== ACTIVITY ==
From the first line to the last, write out the material verbatim.

== PROVIDED RECORDS ==
BEGIN
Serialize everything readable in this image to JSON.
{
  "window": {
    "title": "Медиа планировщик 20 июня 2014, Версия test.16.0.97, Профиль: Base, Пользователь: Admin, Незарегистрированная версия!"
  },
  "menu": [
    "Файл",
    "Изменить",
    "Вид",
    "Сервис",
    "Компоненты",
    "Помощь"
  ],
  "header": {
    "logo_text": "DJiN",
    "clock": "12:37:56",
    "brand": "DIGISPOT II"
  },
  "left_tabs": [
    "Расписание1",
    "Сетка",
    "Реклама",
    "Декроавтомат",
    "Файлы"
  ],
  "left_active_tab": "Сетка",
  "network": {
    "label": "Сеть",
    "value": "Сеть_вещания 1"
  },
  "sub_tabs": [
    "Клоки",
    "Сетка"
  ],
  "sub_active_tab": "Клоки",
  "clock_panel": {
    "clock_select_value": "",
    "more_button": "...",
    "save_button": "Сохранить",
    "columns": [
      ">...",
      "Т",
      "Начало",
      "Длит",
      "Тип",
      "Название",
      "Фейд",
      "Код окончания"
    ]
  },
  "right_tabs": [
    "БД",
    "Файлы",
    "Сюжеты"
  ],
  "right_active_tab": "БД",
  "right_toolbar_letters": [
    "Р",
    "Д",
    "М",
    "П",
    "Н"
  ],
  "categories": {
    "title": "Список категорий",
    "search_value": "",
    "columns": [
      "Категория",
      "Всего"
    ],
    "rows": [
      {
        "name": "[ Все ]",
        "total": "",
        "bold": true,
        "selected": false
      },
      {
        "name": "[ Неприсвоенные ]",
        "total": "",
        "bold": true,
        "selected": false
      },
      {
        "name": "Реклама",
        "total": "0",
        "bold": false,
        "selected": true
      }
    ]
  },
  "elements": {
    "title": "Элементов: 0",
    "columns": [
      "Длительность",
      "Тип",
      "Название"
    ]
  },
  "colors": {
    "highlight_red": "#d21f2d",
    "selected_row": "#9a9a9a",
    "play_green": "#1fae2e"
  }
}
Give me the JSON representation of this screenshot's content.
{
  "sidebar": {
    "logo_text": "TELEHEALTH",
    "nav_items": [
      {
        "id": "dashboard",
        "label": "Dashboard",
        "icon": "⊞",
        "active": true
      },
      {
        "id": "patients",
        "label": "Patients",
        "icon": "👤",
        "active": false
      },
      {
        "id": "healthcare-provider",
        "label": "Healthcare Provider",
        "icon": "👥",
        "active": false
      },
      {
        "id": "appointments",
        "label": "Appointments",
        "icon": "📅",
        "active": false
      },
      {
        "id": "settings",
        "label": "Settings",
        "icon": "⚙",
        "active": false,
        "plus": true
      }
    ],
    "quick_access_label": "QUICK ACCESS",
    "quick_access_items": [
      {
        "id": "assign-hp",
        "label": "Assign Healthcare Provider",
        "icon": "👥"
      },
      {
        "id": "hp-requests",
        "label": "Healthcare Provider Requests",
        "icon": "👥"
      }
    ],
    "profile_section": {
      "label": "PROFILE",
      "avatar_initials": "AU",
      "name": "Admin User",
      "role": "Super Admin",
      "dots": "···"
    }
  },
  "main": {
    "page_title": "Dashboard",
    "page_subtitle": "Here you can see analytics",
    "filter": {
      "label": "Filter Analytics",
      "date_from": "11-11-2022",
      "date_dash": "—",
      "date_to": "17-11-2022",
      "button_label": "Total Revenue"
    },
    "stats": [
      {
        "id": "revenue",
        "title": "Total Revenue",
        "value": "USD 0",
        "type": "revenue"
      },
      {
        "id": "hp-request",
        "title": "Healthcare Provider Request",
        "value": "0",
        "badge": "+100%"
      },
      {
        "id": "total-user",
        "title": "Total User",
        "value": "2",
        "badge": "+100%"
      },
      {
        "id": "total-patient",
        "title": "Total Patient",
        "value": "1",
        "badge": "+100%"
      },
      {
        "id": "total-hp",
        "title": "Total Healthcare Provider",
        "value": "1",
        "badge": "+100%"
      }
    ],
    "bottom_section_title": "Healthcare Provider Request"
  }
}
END
== EXERCISE OUTPUT ==
Serialize everything readable in this image to JSON.
{
  "window": {
    "title": "Медиа планировщик 20 июня 2014, Версия test.16.0.97, Профиль: Base, Пользователь: Admin, Незарегистрированная версия!"
  },
  "menu": [
    "Файл",
    "Изменить",
    "Вид",
    "Сервис",
    "Компоненты",
    "Помощь"
  ],
  "header": {
    "logo_text": "DJiN",
    "clock": "12:37:56",
    "brand": "DIGISPOT II"
  },
  "left_tabs": [
    "Расписание1",
    "Сетка",
    "Реклама",
    "Декроавтомат",
    "Файлы"
  ],
  "left_active_tab": "Сетка",
  "network": {
    "label": "Сеть",
    "value": "Сеть_вещания 1"
  },
  "sub_tabs": [
    "Клоки",
    "Сетка"
  ],
  "sub_active_tab": "Клоки",
  "clock_panel": {
    "clock_select_value": "",
    "more_button": "...",
    "save_button": "Сохранить",
    "columns": [
      ">...",
      "Т",
      "Начало",
      "Длит",
      "Тип",
      "Название",
      "Фейд",
      "Код окончания"
    ]
  },
  "right_tabs": [
    "БД",
    "Файлы",
    "Сюжеты"
  ],
  "right_active_tab": "БД",
  "right_toolbar_letters": [
    "Р",
    "Д",
    "М",
    "П",
    "Н"
  ],
  "categories": {
    "title": "Список категорий",
    "search_value": "",
    "columns": [
      "Категория",
      "Всего"
    ],
    "rows": [
      {
        "name": "[ Все ]",
        "total": "",
        "bold": true,
        "selected": false
      },
      {
        "name": "[ Неприсвоенные ]",
        "total": "",
        "bold": true,
        "selected": false
      },
      {
        "name": "Реклама",
        "total": "0",
        "bold": false,
        "selected": true
      }
    ]
  },
  "elements": {
    "title": "Элементов: 0",
    "columns": [
      "Длительность",
      "Тип",
      "Название"
    ]
  },
  "colors": {
    "highlight_red": "#d21f2d",
    "selected_row": "#9a9a9a",
    "play_green": "#1fae2e"
  }
}
Give me the JSON representation of this screenshot's content.
{
  "sidebar": {
    "logo_text": "TELEHEALTH",
    "nav_items": [
      {
        "id": "dashboard",
        "label": "Dashboard",
        "icon": "⊞",
        "active": true
      },
      {
        "id": "patients",
        "label": "Patients",
        "icon": "👤",
        "active": false
      },
      {
        "id": "healthcare-provider",
        "label": "Healthcare Provider",
        "icon": "👥",
        "active": false
      },
      {
        "id": "appointments",
        "label": "Appointments",
        "icon": "📅",
        "active": false
      },
      {
        "id": "settings",
        "label": "Settings",
        "icon": "⚙",
        "active": false,
        "plus": true
      }
    ],
    "quick_access_label": "QUICK ACCESS",
    "quick_access_items": [
      {
        "id": "assign-hp",
        "label": "Assign Healthcare Provider",
        "icon": "👥"
      },
      {
        "id": "hp-requests",
        "label": "Healthcare Provider Requests",
        "icon": "👥"
      }
    ],
    "profile_section": {
      "label": "PROFILE",
      "avatar_initials": "AU",
      "name": "Admin User",
      "role": "Super Admin",
      "dots": "···"
    }
  },
  "main": {
    "page_title": "Dashboard",
    "page_subtitle": "Here you can see analytics",
    "filter": {
      "label": "Filter Analytics",
      "date_from": "11-11-2022",
      "date_dash": "—",
      "date_to": "17-11-2022",
      "button_label": "Total Revenue"
    },
    "stats": [
      {
        "id": "revenue",
        "title": "Total Revenue",
        "value": "USD 0",
        "type": "revenue"
      },
      {
        "id": "hp-request",
        "title": "Healthcare Provider Request",
        "value": "0",
        "badge": "+100%"
      },
      {
        "id": "total-user",
        "title": "Total User",
        "value": "2",
        "badge": "+100%"
      },
      {
        "id": "total-patient",
        "title": "Total Patient",
        "value": "1",
        "badge": "+100%"
      },
      {
        "id": "total-hp",
        "title": "Total Healthcare Provider",
        "value": "1",
        "badge": "+100%"
      }
    ],
    "bottom_section_title": "Healthcare Provider Request"
  }
}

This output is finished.